The Univeristy of Melbourne The Royal Melbourne Hopspital

A joint venture between The University of Melbourne and The Royal Melbourne Hospital


Research Projects

Project: MR1 – a molecular detection system for bacteria

Villadangos Group

MR1 functions as a molecular ‘alarm system’ to detect a diverse range of microbes – to alert the immune system of infectious bacteria or to monitor our microbiome. It does this by capturing metabolite by-products from bacteria and presenting them at the cell surface to activate a highly abundant T cell subset, called mucosal-associated invariant T (MAIT) cells. MR1 is a highly conserved piece of the mammalian immune repertoire, yet basic aspects of it are not well understood. Several projects are offered that will examine these important questions to reveal how MR1 contributes to human health: (i) to investigate the molecular machinery underpinning MR1’s function and expression, using CRISPR/Cas9 gene editing and cutting-edge cell biology techniques; (ii) to investigate how cells capture and traffic microbial metabolites for loading onto MR1 molecules, using chemical biology and proteomics; and (iii) to uncover how antigen presenting cells mediate the maintenance of the microbiome by MAIT cells, using proteomics and single-cell transcriptomics.

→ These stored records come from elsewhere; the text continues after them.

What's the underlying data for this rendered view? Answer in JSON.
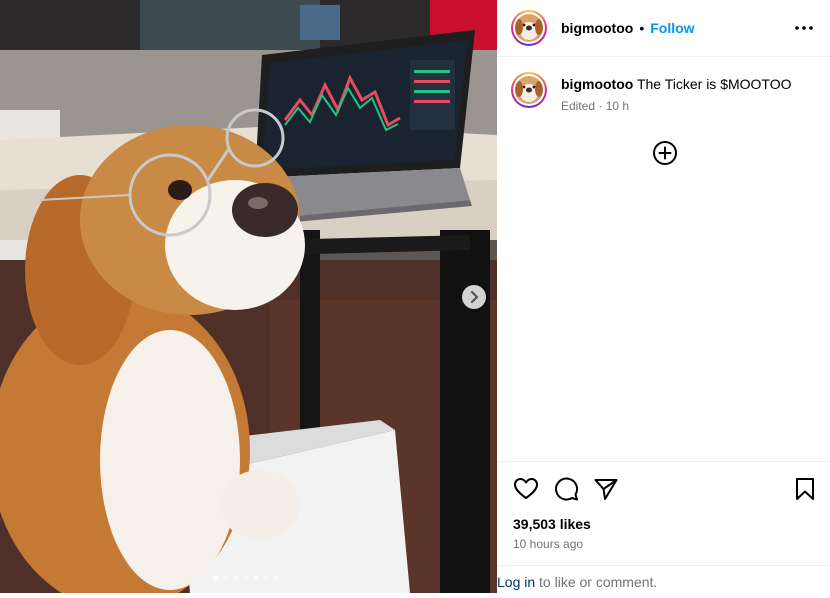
{
  "post": {
    "username": "bigmootoo",
    "separator": "•",
    "follow_label": "Follow",
    "caption": "The Ticker is $MOOTOO",
    "edited_label": "Edited",
    "meta_sep": " · ",
    "edited_time": "10 h",
    "likes": "39,503 likes",
    "time_ago": "10 hours ago",
    "carousel": {
      "slide_count": 7,
      "current_index": 0
    }
  },
  "login": {
    "link_label": "Log in",
    "rest_label": " to like or comment."
  },
  "icons": {
    "more": "more-options-icon",
    "add": "add-circle-icon",
    "like": "heart-icon",
    "comment": "comment-icon",
    "share": "paper-plane-icon",
    "save": "bookmark-icon",
    "next": "chevron-right-icon"
  },
  "colors": {
    "accent": "#0095f6",
    "link": "#00376b",
    "muted": "#737373",
    "divider": "#efefef"
  }
}
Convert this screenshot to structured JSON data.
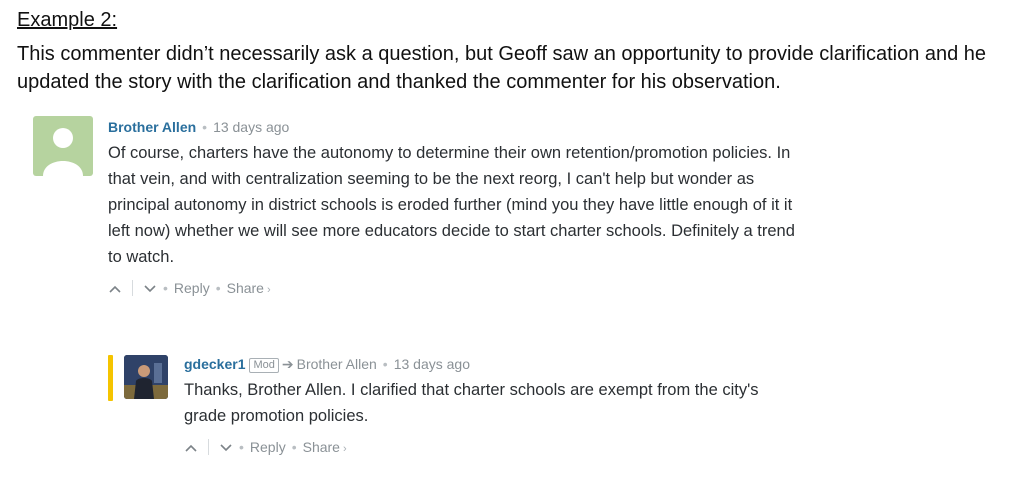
{
  "heading": "Example 2:",
  "intro": "This commenter didn’t necessarily ask a question, but Geoff saw an opportunity to provide clarification and he updated the story with the clarification and thanked the commenter for his observation.",
  "comment1": {
    "author": "Brother Allen",
    "time": "13 days ago",
    "text": "Of course, charters have the autonomy to determine their own retention/promotion policies. In that vein, and with centralization seeming to be the next reorg, I can't help but wonder as principal autonomy in district schools is eroded further (mind you they have little enough of it it left now) whether we will see more educators decide to start charter schools. Definitely a trend to watch.",
    "reply": "Reply",
    "share": "Share"
  },
  "comment2": {
    "author": "gdecker1",
    "badge": "Mod",
    "reply_to": "Brother Allen",
    "time": "13 days ago",
    "text": "Thanks, Brother Allen. I clarified that charter schools are exempt from the city's grade promotion policies.",
    "reply": "Reply",
    "share": "Share"
  },
  "icons": {
    "upvote": "chevron-up-icon",
    "downvote": "chevron-down-icon",
    "reply_arrow": "arrow-right-icon"
  },
  "colors": {
    "author": "#2a6f9d",
    "mod_bar": "#f5c400",
    "avatar_placeholder": "#b6d39f"
  }
}
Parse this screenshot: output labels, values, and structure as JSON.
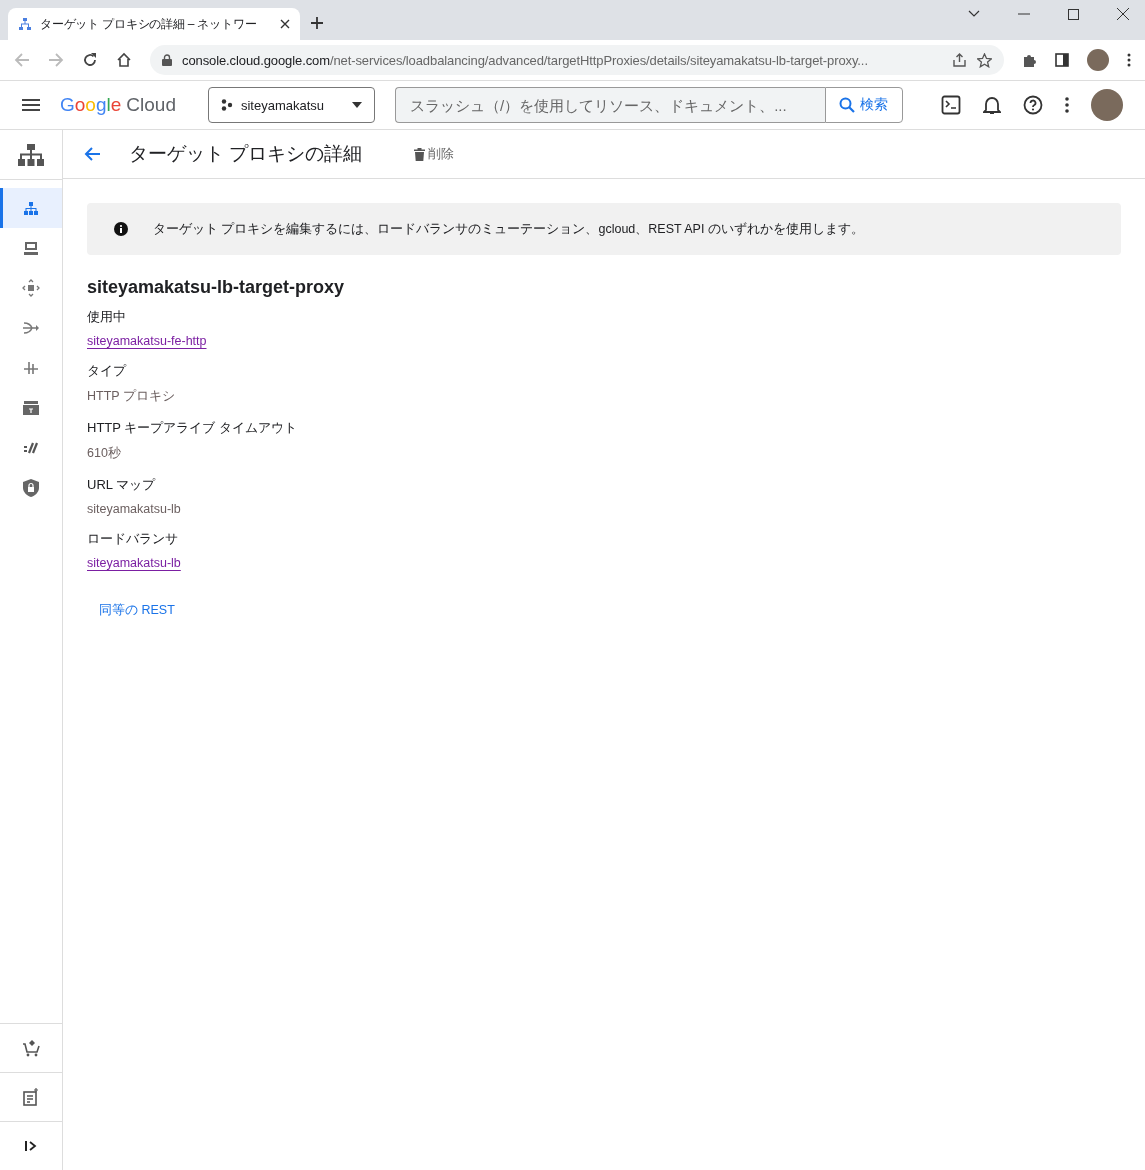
{
  "browser": {
    "tab_title": "ターゲット プロキシの詳細 – ネットワー",
    "url_domain": "console.cloud.google.com",
    "url_path": "/net-services/loadbalancing/advanced/targetHttpProxies/details/siteyamakatsu-lb-target-proxy..."
  },
  "header": {
    "logo_word": "Google",
    "logo_product": "Cloud",
    "project": "siteyamakatsu",
    "search": {
      "placeholder": "スラッシュ（/）を使用してリソース、ドキュメント、..."
    },
    "search_button": "検索"
  },
  "page_header": {
    "title": "ターゲット プロキシの詳細",
    "delete_button": "削除"
  },
  "sidebar": {
    "items": [
      {
        "kind": "hierarchy",
        "selected": true
      },
      {
        "kind": "server",
        "selected": false
      },
      {
        "kind": "move",
        "selected": false
      },
      {
        "kind": "route",
        "selected": false
      },
      {
        "kind": "interconnect",
        "selected": false
      },
      {
        "kind": "storage",
        "selected": false
      },
      {
        "kind": "slashes",
        "selected": false
      },
      {
        "kind": "shield",
        "selected": false
      }
    ],
    "bottom_items": [
      {
        "kind": "cart"
      },
      {
        "kind": "notes"
      },
      {
        "kind": "expand"
      }
    ]
  },
  "info_banner": "ターゲット プロキシを編集するには、ロードバランサのミューテーション、gcloud、REST API のいずれかを使用します。",
  "resource_name": "siteyamakatsu-lb-target-proxy",
  "fields": [
    {
      "label": "使用中",
      "value": "siteyamakatsu-fe-http",
      "kind": "link"
    },
    {
      "label": "タイプ",
      "value": "HTTP プロキシ",
      "kind": "text"
    },
    {
      "label": "HTTP キープアライブ タイムアウト",
      "value": "610秒",
      "kind": "text"
    },
    {
      "label": "URL マップ",
      "value": "siteyamakatsu-lb",
      "kind": "text"
    },
    {
      "label": "ロードバランサ",
      "value": "siteyamakatsu-lb",
      "kind": "link"
    }
  ],
  "rest_link": "同等の REST"
}
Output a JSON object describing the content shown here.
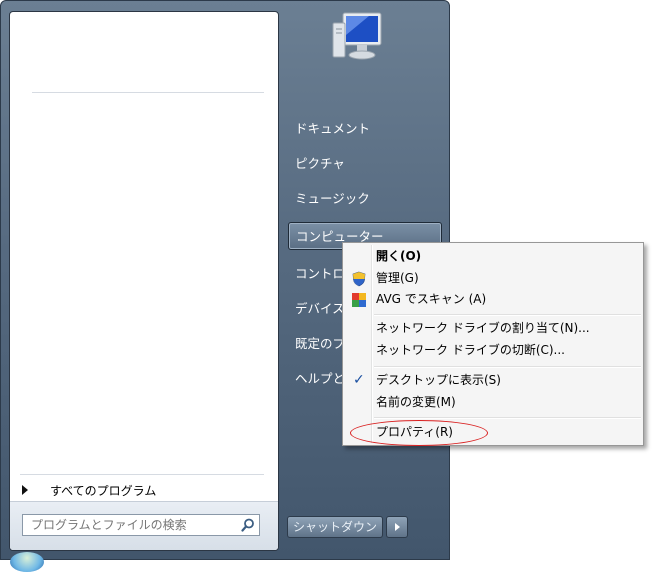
{
  "left_pane": {
    "all_programs_label": "すべてのプログラム",
    "search": {
      "placeholder": "プログラムとファイルの検索"
    }
  },
  "right_pane": {
    "items": [
      {
        "label": "ドキュメント"
      },
      {
        "label": "ピクチャ"
      },
      {
        "label": "ミュージック"
      },
      {
        "label": "コンピューター"
      },
      {
        "label": "コントロール パネル"
      },
      {
        "label": "デバイスとプリンター"
      },
      {
        "label": "既定のプログラム"
      },
      {
        "label": "ヘルプとサポート"
      }
    ],
    "shutdown_label": "シャットダウン"
  },
  "context_menu": {
    "items": [
      {
        "label": "開く(O)",
        "bold": true
      },
      {
        "label": "管理(G)",
        "icon": "shield-icon"
      },
      {
        "label": "AVG でスキャン (A)",
        "icon": "avg-icon"
      },
      {
        "label": "ネットワーク ドライブの割り当て(N)..."
      },
      {
        "label": "ネットワーク ドライブの切断(C)..."
      },
      {
        "label": "デスクトップに表示(S)",
        "checked": true
      },
      {
        "label": "名前の変更(M)"
      },
      {
        "label": "プロパティ(R)"
      }
    ]
  },
  "colors": {
    "highlight_ellipse": "#d92020",
    "checkmark": "#1a4fa0"
  }
}
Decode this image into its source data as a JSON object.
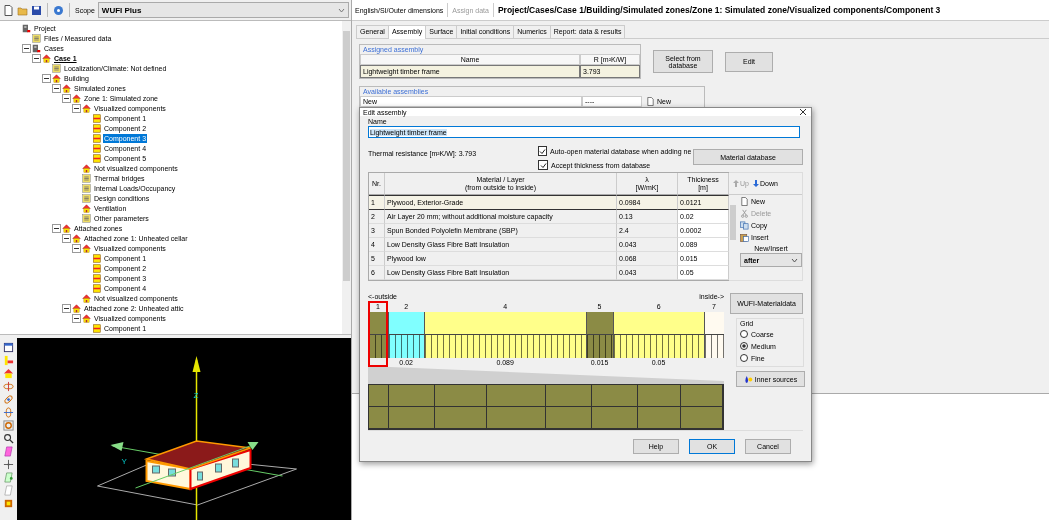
{
  "toolbar": {
    "scope_label": "Scope",
    "scope_value": "WUFI Plus"
  },
  "tree": [
    {
      "label": "Project",
      "kind": "project",
      "selected": false,
      "children": [
        {
          "label": "Files / Measured data",
          "kind": "setting",
          "selected": false
        },
        {
          "label": "Cases",
          "kind": "project",
          "selected": false,
          "expanded": true,
          "children": [
            {
              "label": "Case 1",
              "kind": "case",
              "selected": false,
              "expanded": true,
              "children": [
                {
                  "label": "Localization/Climate: Not defined",
                  "kind": "setting",
                  "selected": false
                },
                {
                  "label": "Building",
                  "kind": "group",
                  "selected": false,
                  "expanded": true,
                  "children": [
                    {
                      "label": "Simulated zones",
                      "kind": "group",
                      "selected": false,
                      "expanded": true,
                      "children": [
                        {
                          "label": "Zone 1: Simulated zone",
                          "kind": "group",
                          "selected": false,
                          "expanded": true,
                          "children": [
                            {
                              "label": "Visualized components",
                              "kind": "group",
                              "selected": false,
                              "expanded": true,
                              "children": [
                                {
                                  "label": "Component 1",
                                  "kind": "component",
                                  "selected": false
                                },
                                {
                                  "label": "Component 2",
                                  "kind": "component",
                                  "selected": false
                                },
                                {
                                  "label": "Component 3",
                                  "kind": "component",
                                  "selected": true
                                },
                                {
                                  "label": "Component 4",
                                  "kind": "component",
                                  "selected": false
                                },
                                {
                                  "label": "Component 5",
                                  "kind": "component",
                                  "selected": false
                                }
                              ]
                            },
                            {
                              "label": "Not visualized components",
                              "kind": "group",
                              "selected": false
                            },
                            {
                              "label": "Thermal bridges",
                              "kind": "setting",
                              "selected": false
                            },
                            {
                              "label": "Internal Loads/Occupancy",
                              "kind": "setting",
                              "selected": false
                            },
                            {
                              "label": "Design conditions",
                              "kind": "setting",
                              "selected": false
                            },
                            {
                              "label": "Ventilation",
                              "kind": "group",
                              "selected": false
                            },
                            {
                              "label": "Other parameters",
                              "kind": "setting",
                              "selected": false
                            }
                          ]
                        }
                      ]
                    },
                    {
                      "label": "Attached zones",
                      "kind": "group",
                      "selected": false,
                      "expanded": true,
                      "children": [
                        {
                          "label": "Attached zone 1: Unheated cellar",
                          "kind": "group",
                          "selected": false,
                          "expanded": true,
                          "children": [
                            {
                              "label": "Visualized components",
                              "kind": "group",
                              "selected": false,
                              "expanded": true,
                              "children": [
                                {
                                  "label": "Component 1",
                                  "kind": "component",
                                  "selected": false
                                },
                                {
                                  "label": "Component 2",
                                  "kind": "component",
                                  "selected": false
                                },
                                {
                                  "label": "Component 3",
                                  "kind": "component",
                                  "selected": false
                                },
                                {
                                  "label": "Component 4",
                                  "kind": "component",
                                  "selected": false
                                }
                              ]
                            },
                            {
                              "label": "Not visualized components",
                              "kind": "group",
                              "selected": false
                            }
                          ]
                        },
                        {
                          "label": "Attached zone 2: Unheated attic",
                          "kind": "group",
                          "selected": false,
                          "expanded": true,
                          "children": [
                            {
                              "label": "Visualized components",
                              "kind": "group",
                              "selected": false,
                              "expanded": true,
                              "children": [
                                {
                                  "label": "Component 1",
                                  "kind": "component",
                                  "selected": false
                                }
                              ]
                            }
                          ]
                        }
                      ]
                    }
                  ]
                }
              ]
            }
          ]
        }
      ]
    }
  ],
  "view": {
    "axis_labels": [
      "Z",
      "Y"
    ]
  },
  "header": {
    "units": "English/SI/Outer dimensions",
    "assign": "Assign data",
    "assign_disabled": true,
    "path": "Project/Cases/Case 1/Building/Simulated zones/Zone 1: Simulated zone/Visualized components/Component 3"
  },
  "tabs": [
    {
      "label": "General",
      "selected": false
    },
    {
      "label": "Assembly",
      "selected": true
    },
    {
      "label": "Surface",
      "selected": false
    },
    {
      "label": "Initial conditions",
      "selected": false
    },
    {
      "label": "Numerics",
      "selected": false
    },
    {
      "label": "Report: data & results",
      "selected": false
    }
  ],
  "assigned": {
    "title": "Assigned assembly",
    "columns": [
      "Name",
      "R [m²K/W]"
    ],
    "row": [
      "Lightweight timber frame",
      "3.793"
    ]
  },
  "assign_buttons": [
    "Select from database",
    "Edit"
  ],
  "available": {
    "title": "Available assemblies",
    "row": [
      "New",
      "----"
    ],
    "button": "New"
  },
  "dialog": {
    "title": "Edit assembly",
    "name_label": "Name",
    "name_value": "Lightweight timber frame",
    "thermal": "Thermal resistance  [m²K/W]: 3.793",
    "checks": [
      {
        "label": "Auto-open material database when adding ne",
        "checked": true
      },
      {
        "label": "Accept thickness from database",
        "checked": true
      }
    ],
    "material_db": "Material database",
    "columns": [
      {
        "title": "Nr."
      },
      {
        "title": "Material / Layer",
        "unit": "(from outside to inside)"
      },
      {
        "title": "λ",
        "unit": "[W/mK]"
      },
      {
        "title": "Thickness",
        "unit": "[m]"
      }
    ],
    "move": [
      {
        "label": "Up",
        "disabled": true
      },
      {
        "label": "Down",
        "disabled": false
      }
    ],
    "rows": [
      {
        "nr": "1",
        "material": "Plywood, Exterior-Grade",
        "lambda": "0.0984",
        "thickness": "0.0121",
        "selected": true
      },
      {
        "nr": "2",
        "material": "Air Layer 20 mm; without additional moisture capacity",
        "lambda": "0.13",
        "thickness": "0.02",
        "selected": false
      },
      {
        "nr": "3",
        "material": "Spun Bonded Polyolefin Membrane (SBP)",
        "lambda": "2.4",
        "thickness": "0.0002",
        "selected": false
      },
      {
        "nr": "4",
        "material": "Low Density Glass Fibre Batt Insulation",
        "lambda": "0.043",
        "thickness": "0.089",
        "selected": false
      },
      {
        "nr": "5",
        "material": "Plywood low",
        "lambda": "0.068",
        "thickness": "0.015",
        "selected": false
      },
      {
        "nr": "6",
        "material": "Low Density Glass Fibre Batt Insulation",
        "lambda": "0.043",
        "thickness": "0.05",
        "selected": false
      }
    ],
    "actions": [
      {
        "kind": "new",
        "label": "New",
        "disabled": false
      },
      {
        "kind": "delete",
        "label": "Delete",
        "disabled": true
      },
      {
        "kind": "copy",
        "label": "Copy",
        "disabled": false
      },
      {
        "kind": "insert",
        "label": "Insert",
        "disabled": false
      }
    ],
    "insert_label": "New/Insert",
    "insert_value": "after",
    "outside": "<-outside",
    "inside": "inside->",
    "layers": [
      {
        "number": "1",
        "color": "#8b8b45",
        "selected": true
      },
      {
        "number": "2",
        "color": "#80ffff",
        "thickness": "0.02",
        "selected": false
      },
      {
        "number": "4",
        "color": "#ffff8a",
        "thickness": "0.089",
        "selected": false
      },
      {
        "number": "5",
        "color": "#8b8b45",
        "thickness": "0.015",
        "selected": false
      },
      {
        "number": "6",
        "color": "#ffff8a",
        "thickness": "0.05",
        "selected": false
      },
      {
        "number": "7",
        "color": "#fffaf0",
        "selected": false
      }
    ],
    "materialdata": "WUFI-Materialdata",
    "grid": {
      "title": "Grid",
      "options": [
        {
          "label": "Coarse",
          "selected": false
        },
        {
          "label": "Medium",
          "selected": true
        },
        {
          "label": "Fine",
          "selected": false
        }
      ]
    },
    "inner_sources": "Inner sources",
    "buttons": [
      {
        "label": "Help",
        "default": false
      },
      {
        "label": "OK",
        "default": true
      },
      {
        "label": "Cancel",
        "default": false
      }
    ]
  }
}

Dr Hamish McWilliam

Prof Jose Villadangos


Further reading:

HEG McWilliam, … and JA Villadangos. 2016. The intracellular pathway for the presentation of vitamin B-related antigens by the antigen-presenting molecule MR1. Nat. Immunol. 17: 531-537. PMID: 27043408

HEG. McWilliam, … and JA Villadangos. 2020. Endoplasmic reticulum chaperones stabilize ligand-receptive MR1 molecules for efficient presentation of metabolite antigens. Proc. Natl. Acad. Sci. USA 117: 24974-24985. PMID: 32958637

HJ Lim, … , JA Villadangos* and HEG McWilliam*. 2022. A specialized tyrosine-based endocytosis signal in MR1 controls antigen presentation to MAIT cells. J. Cell. Biol. 221: e202110125. PMID: 36129434

HEG McWilliam and JA Villadangos. 2023. MR1 Antigen Presentation to MAIT and other MR1-Restricted T Cells. Nat Rev Immunol. In press (14/08/2023).

Contact project supervisor for further
information and application enquiries

Project Supervisor

Dr Hamish McWilliam

Project Co-supervisor

Prof Jose Villadangos

Project availability
Master of Biomedical Science

Villadangos Group

6 vacancies

Viral Infectious Diseases
Antimicrobial Resistance
Bacterial and Parasitic Infections
Cross Cutting Disciplines
Discovery Research
Clinical and health systems research

The Villadangos group studies the first event that triggers adaptive immune responses: the presentation of pathogen or tumour antigens to T cells by Dendritic Cells, B cells and Macrophages. We are characterizing the development, regulation and impairment of antigen presenting cells by pathogens, inflammatory mediators and tumours. We are also dissecting the biochemical machinery involved in antigen capture, processing, and presentation. We use this knowledge to understand how T cell-dependent immunity is initiated and maintained and apply it to design better vaccines and immunotherapies against infectious agents and cancer.


All our projects are open to Honours/Master of Biomedical Science students and PhD/MPhil graduate researchers

Villadangos Group Current Projects